-- Your instructions --
Without the pictures, give every record again exactly.

*** Opening of Records for the task ***

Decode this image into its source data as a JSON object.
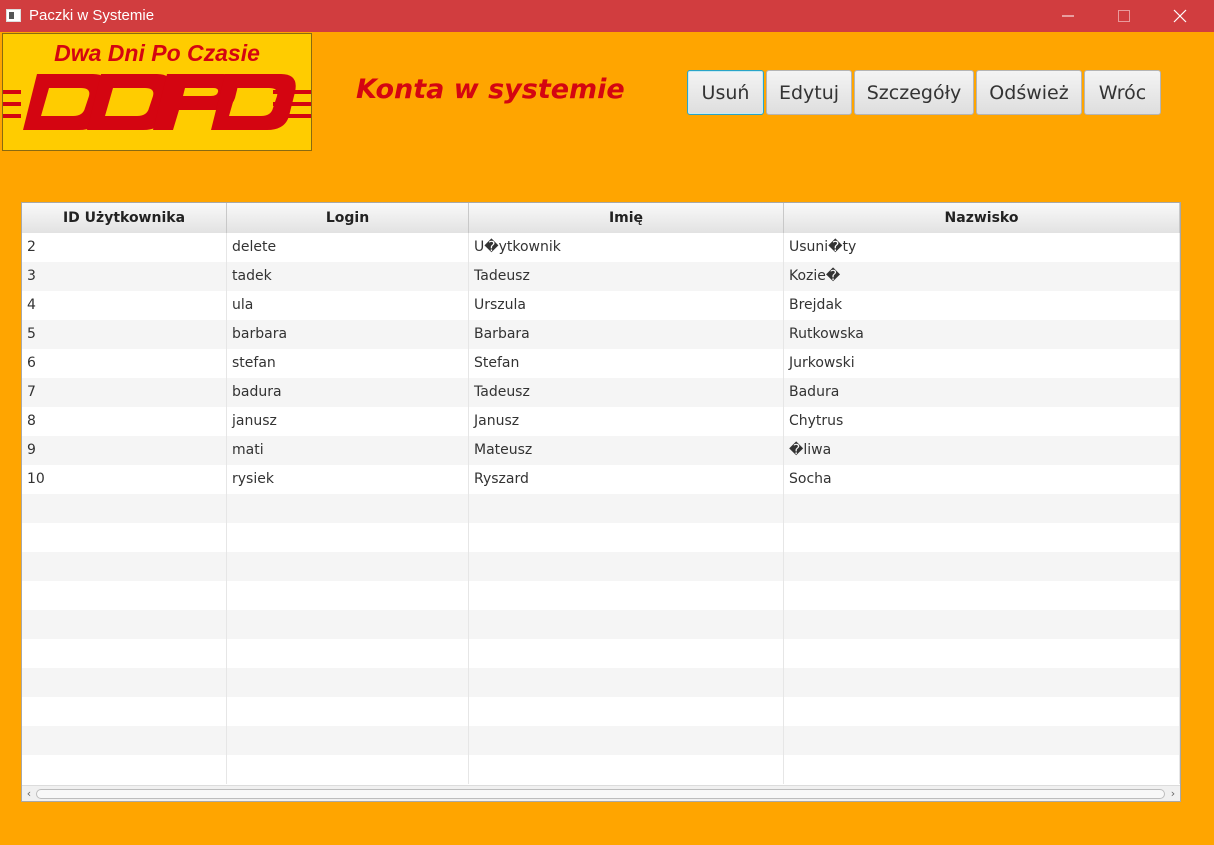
{
  "window": {
    "title": "Paczki w Systemie",
    "controls": [
      "minimize-icon",
      "maximize-icon",
      "close-icon"
    ]
  },
  "logo": {
    "tagline": "Dwa Dni Po Czasie",
    "mark_letters": "DDPD",
    "colors": {
      "background": "#ffcc00",
      "text": "#d40511"
    }
  },
  "heading": "Konta w systemie",
  "toolbar": {
    "delete_label": "Usuń",
    "edit_label": "Edytuj",
    "details_label": "Szczegóły",
    "refresh_label": "Odśwież",
    "back_label": "Wróc"
  },
  "table": {
    "columns": [
      "ID Użytkownika",
      "Login",
      "Imię",
      "Nazwisko"
    ],
    "rows": [
      [
        "2",
        "delete",
        "U�ytkownik",
        "Usuni�ty"
      ],
      [
        "3",
        "tadek",
        "Tadeusz",
        "Kozie�"
      ],
      [
        "4",
        "ula",
        "Urszula",
        "Brejdak"
      ],
      [
        "5",
        "barbara",
        "Barbara",
        "Rutkowska"
      ],
      [
        "6",
        "stefan",
        "Stefan",
        "Jurkowski"
      ],
      [
        "7",
        "badura",
        "Tadeusz",
        "Badura"
      ],
      [
        "8",
        "janusz",
        "Janusz",
        "Chytrus"
      ],
      [
        "9",
        "mati",
        "Mateusz",
        "�liwa"
      ],
      [
        "10",
        "rysiek",
        "Ryszard",
        "Socha"
      ]
    ],
    "empty_rows": 10
  },
  "colors": {
    "titlebar": "#d13d3f",
    "background": "#ffa500",
    "heading": "#d40511"
  }
}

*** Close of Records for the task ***

-- Task response --
Decode this image into its source data as a JSON object.
{
  "window": {
    "title": "Paczki w Systemie",
    "controls": [
      "minimize-icon",
      "maximize-icon",
      "close-icon"
    ]
  },
  "logo": {
    "tagline": "Dwa Dni Po Czasie",
    "mark_letters": "DDPD",
    "colors": {
      "background": "#ffcc00",
      "text": "#d40511"
    }
  },
  "heading": "Konta w systemie",
  "toolbar": {
    "delete_label": "Usuń",
    "edit_label": "Edytuj",
    "details_label": "Szczegóły",
    "refresh_label": "Odśwież",
    "back_label": "Wróc"
  },
  "table": {
    "columns": [
      "ID Użytkownika",
      "Login",
      "Imię",
      "Nazwisko"
    ],
    "rows": [
      [
        "2",
        "delete",
        "U�ytkownik",
        "Usuni�ty"
      ],
      [
        "3",
        "tadek",
        "Tadeusz",
        "Kozie�"
      ],
      [
        "4",
        "ula",
        "Urszula",
        "Brejdak"
      ],
      [
        "5",
        "barbara",
        "Barbara",
        "Rutkowska"
      ],
      [
        "6",
        "stefan",
        "Stefan",
        "Jurkowski"
      ],
      [
        "7",
        "badura",
        "Tadeusz",
        "Badura"
      ],
      [
        "8",
        "janusz",
        "Janusz",
        "Chytrus"
      ],
      [
        "9",
        "mati",
        "Mateusz",
        "�liwa"
      ],
      [
        "10",
        "rysiek",
        "Ryszard",
        "Socha"
      ]
    ],
    "empty_rows": 10
  },
  "colors": {
    "titlebar": "#d13d3f",
    "background": "#ffa500",
    "heading": "#d40511"
  }
}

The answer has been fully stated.